1111 Tutanekai Street
Tel: +64 07 349 1551
After a good three or four hours of rafting, we showered and freshened up, and got ready to head out to dinner. I had made a reservation at the Aorangi Peak Restaurant, as all the reviews promised fabulous views across Lake Rotorua, but I was quite concerned at some of the photos I saw, which revealed tacky 80s decor and crockery. I was afraid the food would be equally dated, and wondered whether I was making the right choice, particularly as there were still so many unexplored restaurants in town along Tutanekai Street.

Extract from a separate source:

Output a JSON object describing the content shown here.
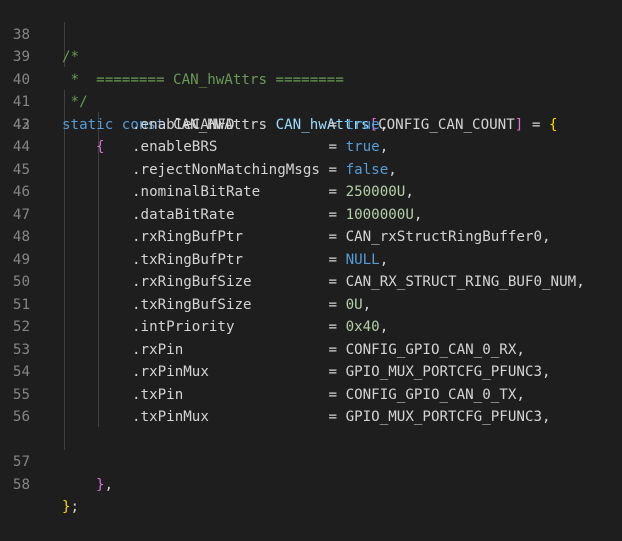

Being located atop a small mountain does, however, have its advantages, such as being able to watch the local wildlife play and gambol amidst the lushness. We saw rabbits, a herd of deer, and even a stately bull make their way across the meadow that was located just beyond the restaurant's boundaries.
In addition, the restaurant has a pair of friendly alpacas that wander freely about the grounds, and which diners can feed (remember to wash your hands afterward) - I imagine they must be a hit with children, and adults can take in the spectacular view on the veranda, where there is a small gazebo which is, presumably, used for weddings, given the amazing vista of all of Rotorua laid out below.

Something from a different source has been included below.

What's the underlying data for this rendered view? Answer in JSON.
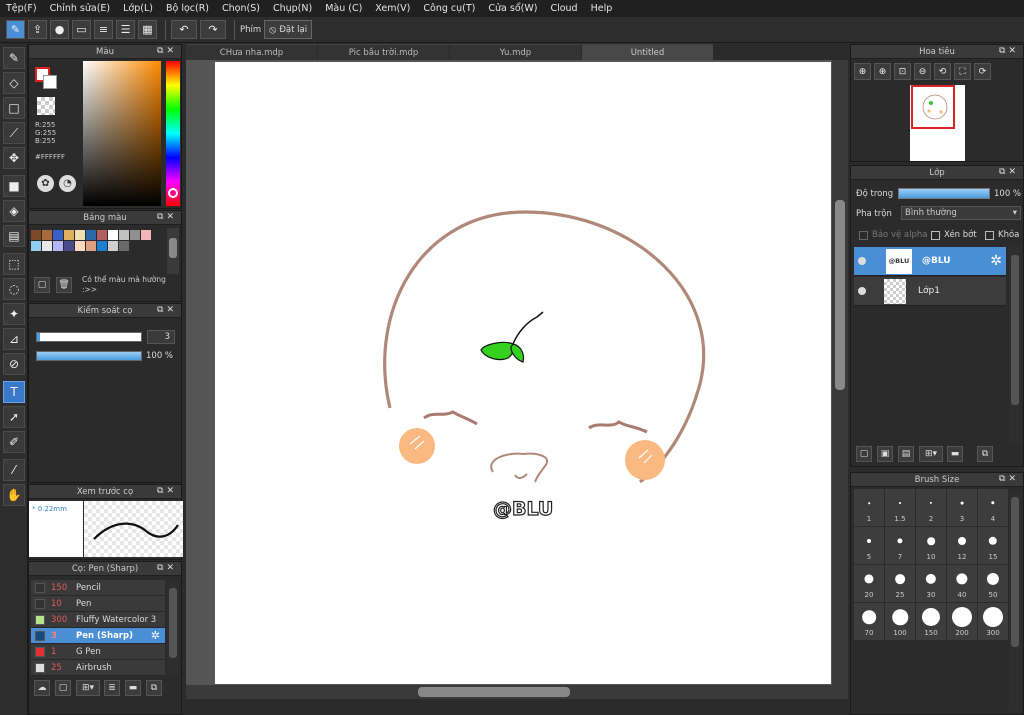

In terms of food, however, the restaurant had some decidedly bizarre offerings. I do not believe I have, for instance, ever had a duck confit as an appetiser. Although the duck had been suitably slow-cooked, the skin of the duck had not, however, been adequately crisped up in an oven or on a stove, and as a result the skin, instead of being delectably crispy, was somewhat limp and soggy. The salad was fairly fresh, but could really have done with more dressing.

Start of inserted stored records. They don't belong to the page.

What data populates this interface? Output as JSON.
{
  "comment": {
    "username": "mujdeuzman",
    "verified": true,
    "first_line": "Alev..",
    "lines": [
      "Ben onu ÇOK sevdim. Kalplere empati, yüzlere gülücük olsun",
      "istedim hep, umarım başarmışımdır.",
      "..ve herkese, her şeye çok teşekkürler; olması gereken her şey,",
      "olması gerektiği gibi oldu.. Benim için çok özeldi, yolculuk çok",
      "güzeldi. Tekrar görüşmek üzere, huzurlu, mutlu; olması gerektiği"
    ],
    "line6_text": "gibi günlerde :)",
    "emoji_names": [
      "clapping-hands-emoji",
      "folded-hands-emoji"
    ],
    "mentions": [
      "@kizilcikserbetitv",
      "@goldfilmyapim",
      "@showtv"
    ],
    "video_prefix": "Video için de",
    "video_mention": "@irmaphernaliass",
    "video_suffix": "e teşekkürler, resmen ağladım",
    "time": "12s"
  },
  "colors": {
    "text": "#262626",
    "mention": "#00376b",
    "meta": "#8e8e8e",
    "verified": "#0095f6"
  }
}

S's starter was even weirder - sushi in a Western restaurant? It reminded me of an episode from Gordon Ramsay's Kitchen Nightmares, and I didn't take very much. It wasn't that bad though, and it was the closest thing to Asian food we'd had in a while.
S's fish filet looked much more traditional - floured and fried, served with a white cream sauce and some vibrantly coloured vegetables for contrast.
I, on the other hand, had gone the whole hog (or duck, rather), and ordered a duck breast as my main course, which turned out to be a mistake. Not only was it rather excessive to have duck for two consecutive courses, the kitchen had also decided to give me a second drumstick, in addition to the breast meat. This may have been in compensation for overcooking my duck breast, because I discovered to my dismay that it certainly was not pink, but a rather dry shade of brown.
Dessert was supposed to have been a chocolate fondant, but the liquid chocolate was far too thin, making it a far cry from the familiar, comforting molten chocolate cakes we so often take for granted.
Notwithstanding the spectacular view, therefore, the restaurant presented more misses than hits, although I suppose it is no doubt a romantic getaway on a Saturday night, or a fun outing for families on a Sunday afternoon.
Aorangi Peak Restaurant
353 Mountain Road
Tel: +64 07 347 0036